**WHAT IS NEEDED**
Only the number is needed: count the lines below that hold the string "Internet".

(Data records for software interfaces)
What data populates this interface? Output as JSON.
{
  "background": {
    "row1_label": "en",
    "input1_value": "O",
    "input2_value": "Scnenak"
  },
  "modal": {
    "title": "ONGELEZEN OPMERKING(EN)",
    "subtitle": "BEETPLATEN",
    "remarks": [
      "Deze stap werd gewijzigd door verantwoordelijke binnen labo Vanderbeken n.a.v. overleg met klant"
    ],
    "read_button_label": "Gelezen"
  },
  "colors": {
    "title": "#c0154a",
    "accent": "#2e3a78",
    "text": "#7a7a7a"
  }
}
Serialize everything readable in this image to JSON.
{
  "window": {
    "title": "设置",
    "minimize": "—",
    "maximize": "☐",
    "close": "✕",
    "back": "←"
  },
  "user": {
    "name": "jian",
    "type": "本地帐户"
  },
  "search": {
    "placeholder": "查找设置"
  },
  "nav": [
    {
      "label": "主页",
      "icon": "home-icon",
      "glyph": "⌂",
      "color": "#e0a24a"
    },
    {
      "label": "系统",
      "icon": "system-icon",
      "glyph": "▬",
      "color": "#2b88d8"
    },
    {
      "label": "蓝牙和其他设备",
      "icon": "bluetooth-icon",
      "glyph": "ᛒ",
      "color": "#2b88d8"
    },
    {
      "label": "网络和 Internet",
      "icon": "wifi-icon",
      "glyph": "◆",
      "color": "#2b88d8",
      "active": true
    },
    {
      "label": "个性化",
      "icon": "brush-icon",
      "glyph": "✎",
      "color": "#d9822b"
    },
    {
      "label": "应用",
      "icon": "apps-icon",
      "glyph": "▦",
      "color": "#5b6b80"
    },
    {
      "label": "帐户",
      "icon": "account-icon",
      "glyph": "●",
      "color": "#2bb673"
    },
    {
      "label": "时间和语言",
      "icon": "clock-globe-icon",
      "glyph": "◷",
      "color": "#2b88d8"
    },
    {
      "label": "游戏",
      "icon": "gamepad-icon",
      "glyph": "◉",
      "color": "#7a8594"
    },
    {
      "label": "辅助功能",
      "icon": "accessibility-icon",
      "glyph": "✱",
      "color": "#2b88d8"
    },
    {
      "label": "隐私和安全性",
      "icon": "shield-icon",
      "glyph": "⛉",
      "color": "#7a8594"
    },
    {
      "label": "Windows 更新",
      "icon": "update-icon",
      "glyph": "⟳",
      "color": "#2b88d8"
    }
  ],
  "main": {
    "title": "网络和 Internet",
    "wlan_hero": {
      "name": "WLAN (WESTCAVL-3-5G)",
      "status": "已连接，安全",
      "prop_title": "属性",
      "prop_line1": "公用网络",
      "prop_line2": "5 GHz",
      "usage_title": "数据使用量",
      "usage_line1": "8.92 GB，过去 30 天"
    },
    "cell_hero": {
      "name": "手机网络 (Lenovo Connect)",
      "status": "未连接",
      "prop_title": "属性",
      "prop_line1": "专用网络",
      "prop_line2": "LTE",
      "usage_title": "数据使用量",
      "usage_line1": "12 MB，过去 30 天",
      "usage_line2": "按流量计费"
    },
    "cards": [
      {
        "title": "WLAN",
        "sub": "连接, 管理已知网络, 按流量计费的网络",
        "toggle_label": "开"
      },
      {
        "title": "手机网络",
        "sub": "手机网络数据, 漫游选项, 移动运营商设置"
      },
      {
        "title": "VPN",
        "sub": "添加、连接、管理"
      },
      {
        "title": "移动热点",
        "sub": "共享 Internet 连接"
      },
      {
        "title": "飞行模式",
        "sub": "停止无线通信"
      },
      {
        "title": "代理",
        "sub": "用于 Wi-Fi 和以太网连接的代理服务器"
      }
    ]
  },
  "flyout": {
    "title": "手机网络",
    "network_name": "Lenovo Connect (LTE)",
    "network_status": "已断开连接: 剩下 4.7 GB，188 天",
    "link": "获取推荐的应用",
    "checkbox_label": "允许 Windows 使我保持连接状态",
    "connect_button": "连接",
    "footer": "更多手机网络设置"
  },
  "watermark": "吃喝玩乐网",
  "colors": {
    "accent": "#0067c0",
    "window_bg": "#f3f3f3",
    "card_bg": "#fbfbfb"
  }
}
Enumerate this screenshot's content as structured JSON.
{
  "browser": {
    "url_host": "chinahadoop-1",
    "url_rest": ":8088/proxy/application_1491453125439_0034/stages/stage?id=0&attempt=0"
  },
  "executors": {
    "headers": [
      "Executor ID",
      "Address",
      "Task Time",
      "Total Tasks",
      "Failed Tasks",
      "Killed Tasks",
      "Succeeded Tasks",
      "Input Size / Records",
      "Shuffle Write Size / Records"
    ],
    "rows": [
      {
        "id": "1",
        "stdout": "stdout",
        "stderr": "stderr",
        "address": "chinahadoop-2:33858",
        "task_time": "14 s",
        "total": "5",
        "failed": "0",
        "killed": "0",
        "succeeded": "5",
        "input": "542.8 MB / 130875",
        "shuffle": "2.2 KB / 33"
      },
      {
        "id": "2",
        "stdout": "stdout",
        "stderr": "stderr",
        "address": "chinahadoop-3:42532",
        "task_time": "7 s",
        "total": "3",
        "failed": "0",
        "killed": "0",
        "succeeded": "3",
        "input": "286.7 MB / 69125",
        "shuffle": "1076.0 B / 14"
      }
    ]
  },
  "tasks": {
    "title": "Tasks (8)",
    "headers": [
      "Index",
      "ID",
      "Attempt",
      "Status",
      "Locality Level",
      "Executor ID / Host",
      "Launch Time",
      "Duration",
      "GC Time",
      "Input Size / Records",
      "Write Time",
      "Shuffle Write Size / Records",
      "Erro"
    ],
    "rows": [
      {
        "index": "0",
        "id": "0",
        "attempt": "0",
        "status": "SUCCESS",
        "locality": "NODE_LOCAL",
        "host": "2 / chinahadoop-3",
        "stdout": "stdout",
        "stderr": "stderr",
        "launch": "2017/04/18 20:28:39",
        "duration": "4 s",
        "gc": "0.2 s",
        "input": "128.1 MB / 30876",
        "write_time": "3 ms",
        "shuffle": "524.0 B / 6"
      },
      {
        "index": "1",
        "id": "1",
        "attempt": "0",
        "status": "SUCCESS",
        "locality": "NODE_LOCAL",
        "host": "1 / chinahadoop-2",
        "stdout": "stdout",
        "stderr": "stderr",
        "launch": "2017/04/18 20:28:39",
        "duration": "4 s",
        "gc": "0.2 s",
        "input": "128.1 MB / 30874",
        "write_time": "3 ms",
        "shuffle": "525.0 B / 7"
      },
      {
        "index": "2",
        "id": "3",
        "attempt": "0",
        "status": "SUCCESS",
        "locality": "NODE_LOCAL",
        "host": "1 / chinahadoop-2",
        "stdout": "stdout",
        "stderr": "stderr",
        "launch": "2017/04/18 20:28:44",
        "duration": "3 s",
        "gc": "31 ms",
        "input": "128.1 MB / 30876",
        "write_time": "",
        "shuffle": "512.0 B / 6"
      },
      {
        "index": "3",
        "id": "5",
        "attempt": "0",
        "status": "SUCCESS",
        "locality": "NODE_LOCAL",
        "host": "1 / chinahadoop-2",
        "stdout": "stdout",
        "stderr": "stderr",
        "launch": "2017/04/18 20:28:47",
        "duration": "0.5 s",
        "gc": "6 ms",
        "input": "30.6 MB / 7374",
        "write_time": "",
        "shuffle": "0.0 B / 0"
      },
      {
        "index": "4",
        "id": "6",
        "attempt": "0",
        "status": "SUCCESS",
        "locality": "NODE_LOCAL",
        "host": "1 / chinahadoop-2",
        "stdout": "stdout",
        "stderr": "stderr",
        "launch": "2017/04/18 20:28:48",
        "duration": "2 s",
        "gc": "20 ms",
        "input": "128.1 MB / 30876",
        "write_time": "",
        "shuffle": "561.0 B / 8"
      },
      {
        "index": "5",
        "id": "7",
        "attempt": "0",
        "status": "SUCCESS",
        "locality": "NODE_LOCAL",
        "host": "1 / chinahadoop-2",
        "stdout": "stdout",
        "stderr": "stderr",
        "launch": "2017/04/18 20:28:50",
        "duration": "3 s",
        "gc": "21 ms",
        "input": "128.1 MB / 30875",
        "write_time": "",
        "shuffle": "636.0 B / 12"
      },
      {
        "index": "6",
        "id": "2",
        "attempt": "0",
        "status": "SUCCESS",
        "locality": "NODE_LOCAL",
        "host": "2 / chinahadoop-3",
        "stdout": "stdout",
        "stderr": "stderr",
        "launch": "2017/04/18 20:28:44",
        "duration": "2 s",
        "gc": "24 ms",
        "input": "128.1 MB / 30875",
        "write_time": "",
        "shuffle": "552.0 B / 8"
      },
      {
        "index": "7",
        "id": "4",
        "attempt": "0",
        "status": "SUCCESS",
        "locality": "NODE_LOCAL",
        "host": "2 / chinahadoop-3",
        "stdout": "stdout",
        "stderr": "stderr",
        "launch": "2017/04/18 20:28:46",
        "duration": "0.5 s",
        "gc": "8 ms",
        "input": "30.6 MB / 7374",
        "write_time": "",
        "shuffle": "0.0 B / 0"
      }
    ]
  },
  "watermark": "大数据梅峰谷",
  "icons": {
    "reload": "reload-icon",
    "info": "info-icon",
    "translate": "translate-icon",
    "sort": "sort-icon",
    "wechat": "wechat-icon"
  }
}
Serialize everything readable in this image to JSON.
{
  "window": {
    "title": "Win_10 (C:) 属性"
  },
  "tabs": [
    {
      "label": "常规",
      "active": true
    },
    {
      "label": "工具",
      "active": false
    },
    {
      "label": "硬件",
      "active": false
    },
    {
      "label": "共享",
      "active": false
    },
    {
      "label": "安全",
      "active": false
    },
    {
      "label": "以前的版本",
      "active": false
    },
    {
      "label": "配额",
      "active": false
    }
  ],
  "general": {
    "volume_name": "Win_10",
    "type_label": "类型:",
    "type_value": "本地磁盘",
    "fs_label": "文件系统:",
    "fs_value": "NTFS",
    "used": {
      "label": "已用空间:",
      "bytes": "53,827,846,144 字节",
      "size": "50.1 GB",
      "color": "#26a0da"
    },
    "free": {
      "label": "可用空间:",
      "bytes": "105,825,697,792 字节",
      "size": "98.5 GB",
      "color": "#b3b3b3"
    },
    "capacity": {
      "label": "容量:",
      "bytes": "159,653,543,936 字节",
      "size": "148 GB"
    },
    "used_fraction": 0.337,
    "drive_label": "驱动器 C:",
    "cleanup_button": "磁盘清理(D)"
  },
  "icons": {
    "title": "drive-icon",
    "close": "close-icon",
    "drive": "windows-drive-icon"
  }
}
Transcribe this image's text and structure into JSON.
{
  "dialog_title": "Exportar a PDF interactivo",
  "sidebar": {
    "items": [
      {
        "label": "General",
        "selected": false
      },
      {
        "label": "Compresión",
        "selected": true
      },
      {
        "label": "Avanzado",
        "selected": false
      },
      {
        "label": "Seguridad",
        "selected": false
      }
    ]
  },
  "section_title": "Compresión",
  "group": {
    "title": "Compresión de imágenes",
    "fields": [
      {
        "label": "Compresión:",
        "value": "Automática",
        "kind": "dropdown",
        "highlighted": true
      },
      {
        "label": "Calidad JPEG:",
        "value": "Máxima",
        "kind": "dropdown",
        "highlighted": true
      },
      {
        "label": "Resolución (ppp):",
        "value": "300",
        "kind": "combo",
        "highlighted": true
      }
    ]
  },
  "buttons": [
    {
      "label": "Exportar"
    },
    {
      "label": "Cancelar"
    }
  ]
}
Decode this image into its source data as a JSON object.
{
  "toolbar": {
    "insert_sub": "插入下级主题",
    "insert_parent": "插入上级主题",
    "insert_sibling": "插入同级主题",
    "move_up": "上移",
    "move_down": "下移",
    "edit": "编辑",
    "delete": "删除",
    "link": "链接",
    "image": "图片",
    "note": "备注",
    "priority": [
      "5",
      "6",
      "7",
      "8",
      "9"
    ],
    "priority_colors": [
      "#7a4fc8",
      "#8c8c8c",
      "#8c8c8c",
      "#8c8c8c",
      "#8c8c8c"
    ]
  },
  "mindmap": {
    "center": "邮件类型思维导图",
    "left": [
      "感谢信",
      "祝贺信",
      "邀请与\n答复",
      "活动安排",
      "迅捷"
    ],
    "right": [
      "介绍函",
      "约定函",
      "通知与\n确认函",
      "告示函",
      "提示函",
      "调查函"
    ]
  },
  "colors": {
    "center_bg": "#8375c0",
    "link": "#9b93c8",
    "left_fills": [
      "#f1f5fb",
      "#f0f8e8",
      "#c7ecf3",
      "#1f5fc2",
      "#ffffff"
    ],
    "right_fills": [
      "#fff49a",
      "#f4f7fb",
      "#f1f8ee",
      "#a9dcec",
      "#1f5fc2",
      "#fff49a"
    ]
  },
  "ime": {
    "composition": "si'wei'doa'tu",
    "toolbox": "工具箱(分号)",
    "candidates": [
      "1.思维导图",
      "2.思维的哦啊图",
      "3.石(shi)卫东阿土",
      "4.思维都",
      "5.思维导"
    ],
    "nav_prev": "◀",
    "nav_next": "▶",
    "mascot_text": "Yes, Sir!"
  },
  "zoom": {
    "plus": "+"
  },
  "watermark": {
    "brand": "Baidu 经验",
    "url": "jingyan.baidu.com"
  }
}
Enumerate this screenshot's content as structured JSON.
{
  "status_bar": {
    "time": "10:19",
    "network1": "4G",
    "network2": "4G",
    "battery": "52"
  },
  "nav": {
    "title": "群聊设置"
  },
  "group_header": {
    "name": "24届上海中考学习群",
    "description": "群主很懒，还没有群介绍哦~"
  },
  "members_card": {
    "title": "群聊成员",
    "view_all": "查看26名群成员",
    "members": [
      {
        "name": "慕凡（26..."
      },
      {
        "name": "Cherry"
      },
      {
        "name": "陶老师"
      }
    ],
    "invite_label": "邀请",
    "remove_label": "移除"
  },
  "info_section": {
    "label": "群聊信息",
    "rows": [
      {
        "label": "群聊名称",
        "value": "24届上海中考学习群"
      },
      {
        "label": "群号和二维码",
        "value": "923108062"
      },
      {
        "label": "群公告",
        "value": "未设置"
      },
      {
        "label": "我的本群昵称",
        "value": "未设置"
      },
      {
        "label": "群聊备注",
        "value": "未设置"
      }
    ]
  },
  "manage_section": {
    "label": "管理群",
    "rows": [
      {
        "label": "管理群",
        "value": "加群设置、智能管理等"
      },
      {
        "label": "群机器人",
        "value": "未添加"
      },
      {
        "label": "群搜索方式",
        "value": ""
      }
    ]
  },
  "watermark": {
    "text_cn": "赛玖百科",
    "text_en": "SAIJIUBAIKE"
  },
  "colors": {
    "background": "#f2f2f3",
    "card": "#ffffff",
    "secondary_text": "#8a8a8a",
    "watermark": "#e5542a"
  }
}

**WRITTEN ANSWER**
3